- _What you will do_
Give back every record exactly.

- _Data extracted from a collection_
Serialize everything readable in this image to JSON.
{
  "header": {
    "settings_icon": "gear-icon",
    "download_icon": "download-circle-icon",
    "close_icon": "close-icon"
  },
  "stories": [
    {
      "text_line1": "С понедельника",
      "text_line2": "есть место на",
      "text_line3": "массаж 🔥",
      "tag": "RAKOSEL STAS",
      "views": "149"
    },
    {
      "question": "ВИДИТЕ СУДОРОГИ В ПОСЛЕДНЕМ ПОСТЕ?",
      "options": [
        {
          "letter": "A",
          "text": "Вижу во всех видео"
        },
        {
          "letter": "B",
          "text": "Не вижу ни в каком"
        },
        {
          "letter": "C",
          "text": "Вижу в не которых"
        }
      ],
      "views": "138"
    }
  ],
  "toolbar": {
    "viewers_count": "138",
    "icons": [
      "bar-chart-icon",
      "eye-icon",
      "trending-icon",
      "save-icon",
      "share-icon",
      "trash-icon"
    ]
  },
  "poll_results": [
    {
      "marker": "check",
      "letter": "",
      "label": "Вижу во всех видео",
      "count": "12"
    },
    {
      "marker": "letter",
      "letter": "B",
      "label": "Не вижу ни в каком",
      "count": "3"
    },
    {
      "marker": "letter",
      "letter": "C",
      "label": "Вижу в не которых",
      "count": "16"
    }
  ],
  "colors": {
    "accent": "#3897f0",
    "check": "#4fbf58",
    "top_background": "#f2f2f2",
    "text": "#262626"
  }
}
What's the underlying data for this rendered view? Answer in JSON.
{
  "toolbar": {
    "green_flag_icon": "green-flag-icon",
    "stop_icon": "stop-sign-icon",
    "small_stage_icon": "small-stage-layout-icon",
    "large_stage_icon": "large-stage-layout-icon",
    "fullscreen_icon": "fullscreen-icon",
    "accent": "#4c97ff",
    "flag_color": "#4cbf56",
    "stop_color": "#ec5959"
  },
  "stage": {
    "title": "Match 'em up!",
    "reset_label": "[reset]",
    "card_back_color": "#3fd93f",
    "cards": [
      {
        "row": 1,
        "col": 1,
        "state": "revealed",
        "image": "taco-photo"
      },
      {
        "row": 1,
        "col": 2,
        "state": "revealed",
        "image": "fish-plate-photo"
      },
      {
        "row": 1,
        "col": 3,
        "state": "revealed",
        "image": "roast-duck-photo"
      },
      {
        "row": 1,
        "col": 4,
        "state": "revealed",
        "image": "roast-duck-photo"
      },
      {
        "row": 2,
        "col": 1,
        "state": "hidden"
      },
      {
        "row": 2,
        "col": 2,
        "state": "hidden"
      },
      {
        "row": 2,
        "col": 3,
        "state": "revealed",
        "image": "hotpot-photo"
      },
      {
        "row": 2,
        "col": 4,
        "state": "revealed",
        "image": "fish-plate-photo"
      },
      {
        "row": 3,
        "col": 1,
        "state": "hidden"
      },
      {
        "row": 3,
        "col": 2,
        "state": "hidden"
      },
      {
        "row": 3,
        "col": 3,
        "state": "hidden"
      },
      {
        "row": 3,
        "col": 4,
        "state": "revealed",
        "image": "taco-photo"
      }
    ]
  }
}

- _Answer for this exercise_
Serialize everything readable in this image to JSON.
{
  "header": {
    "settings_icon": "gear-icon",
    "download_icon": "download-circle-icon",
    "close_icon": "close-icon"
  },
  "stories": [
    {
      "text_line1": "С понедельника",
      "text_line2": "есть место на",
      "text_line3": "массаж 🔥",
      "tag": "RAKOSEL STAS",
      "views": "149"
    },
    {
      "question": "ВИДИТЕ СУДОРОГИ В ПОСЛЕДНЕМ ПОСТЕ?",
      "options": [
        {
          "letter": "A",
          "text": "Вижу во всех видео"
        },
        {
          "letter": "B",
          "text": "Не вижу ни в каком"
        },
        {
          "letter": "C",
          "text": "Вижу в не которых"
        }
      ],
      "views": "138"
    }
  ],
  "toolbar": {
    "viewers_count": "138",
    "icons": [
      "bar-chart-icon",
      "eye-icon",
      "trending-icon",
      "save-icon",
      "share-icon",
      "trash-icon"
    ]
  },
  "poll_results": [
    {
      "marker": "check",
      "letter": "",
      "label": "Вижу во всех видео",
      "count": "12"
    },
    {
      "marker": "letter",
      "letter": "B",
      "label": "Не вижу ни в каком",
      "count": "3"
    },
    {
      "marker": "letter",
      "letter": "C",
      "label": "Вижу в не которых",
      "count": "16"
    }
  ],
  "colors": {
    "accent": "#3897f0",
    "check": "#4fbf58",
    "top_background": "#f2f2f2",
    "text": "#262626"
  }
}
What's the underlying data for this rendered view? Answer in JSON.
{
  "toolbar": {
    "green_flag_icon": "green-flag-icon",
    "stop_icon": "stop-sign-icon",
    "small_stage_icon": "small-stage-layout-icon",
    "large_stage_icon": "large-stage-layout-icon",
    "fullscreen_icon": "fullscreen-icon",
    "accent": "#4c97ff",
    "flag_color": "#4cbf56",
    "stop_color": "#ec5959"
  },
  "stage": {
    "title": "Match 'em up!",
    "reset_label": "[reset]",
    "card_back_color": "#3fd93f",
    "cards": [
      {
        "row": 1,
        "col": 1,
        "state": "revealed",
        "image": "taco-photo"
      },
      {
        "row": 1,
        "col": 2,
        "state": "revealed",
        "image": "fish-plate-photo"
      },
      {
        "row": 1,
        "col": 3,
        "state": "revealed",
        "image": "roast-duck-photo"
      },
      {
        "row": 1,
        "col": 4,
        "state": "revealed",
        "image": "roast-duck-photo"
      },
      {
        "row": 2,
        "col": 1,
        "state": "hidden"
      },
      {
        "row": 2,
        "col": 2,
        "state": "hidden"
      },
      {
        "row": 2,
        "col": 3,
        "state": "revealed",
        "image": "hotpot-photo"
      },
      {
        "row": 2,
        "col": 4,
        "state": "revealed",
        "image": "fish-plate-photo"
      },
      {
        "row": 3,
        "col": 1,
        "state": "hidden"
      },
      {
        "row": 3,
        "col": 2,
        "state": "hidden"
      },
      {
        "row": 3,
        "col": 3,
        "state": "hidden"
      },
      {
        "row": 3,
        "col": 4,
        "state": "revealed",
        "image": "taco-photo"
      }
    ]
  }
}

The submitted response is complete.